Peer interviewing is the next step. Involving staff in the selection process is helpful for several reasons, including promotion of staff engagement and input into the candidate's fit at the unit level. It also promotes staff investment in the success of the new employee during orientation.3 Staff members should have their questions ready in advance. You may arrange for a 1:1 peer interview or a group interview, although more than two or three staff members at a time may be intimidating for the candidate. Staff members may also give the candidate a unit tour and use the time to ask some questions while they're walking. Reactions and questions from the candidate may be meaningful to the selection process.

 

There are a few other components of the process that should be considered. For example, reference checks from previous employers can be extraordinarily helpful if you can ascertain more than dates of employment. Also, some organizations use prescreening tools, tests, or surveys. If a valid and reliable instrument is used, the results can be valuable. Lastly, a part of the interview that really isn't optional is explanation of job expectations. There should be no surprises for a new hire during her transition to the workplace and if there are, the chance of a successful hire is diminished.

 

Posthiring tips
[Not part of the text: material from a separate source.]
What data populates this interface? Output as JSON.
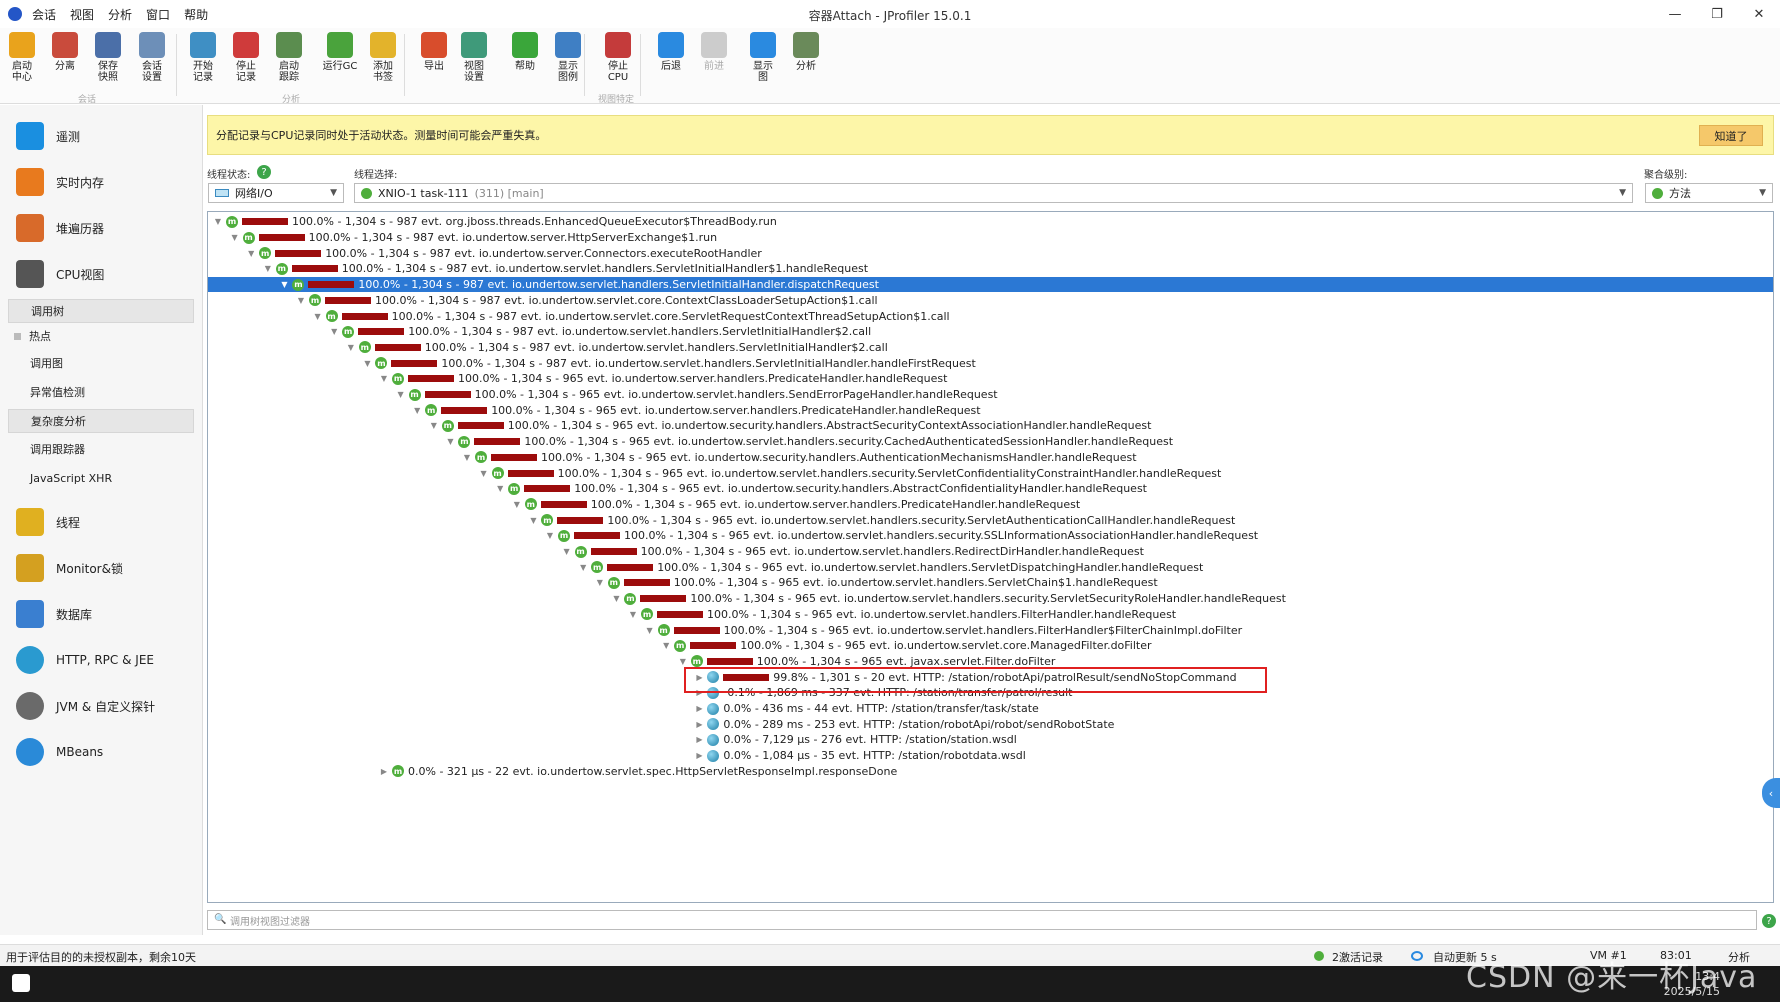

Early evaluation and retention processes are the next important stages in hiring right. It's during this time that you find out if the selection steps led you to the right person for the job. Classroom and clinical orientation, usually coordinated by the nursing education department, not only prepare the new hire, but also give her lasting first impressions and give you time for early evaluation. Managers should meet regularly (at least monthly for the first 3 months) with the new employee to obtain bidirectional feedback.3 During these meetings, determine whether expectations are being met for both yourself and the employee. If not, determine what can be done to correct the situation. You must also use the probationary period wisely. If the new hire isn't fitting in or meeting expectations despite tailored plans and support, cut your losses and move on. This should be happening less than 10% of the time if the selection process is working.

 

Fit and function

Interviewing and hiring are learned skills. The time spent on recruitment and early retention is well worth it in terms of right staffing to promote a healthy practice environment for employees and patients. Practice, preparation, and sound techniques improve the likelihood of finding staff members who both fit with the team and function in the team.

 

REFERENCES

 

1. Studer Group. Behavioral-based interview questions. http://www.studergroup.com/content/tools_and_knowledge/tools/associated_files/Be[Context Link]

 

2. Hunt ST. Hiring Success: The Art and Science of Staffing Assessment and Employee Selection. Hoboken, NJ: John Wiley and Sons; 2007:52-55,72-75. [Context Link]

 

3. Studer Q. Must Haves Video Series: Volume 3: Selection and the First 90 Days. Studer Group; 2003. [Context Link]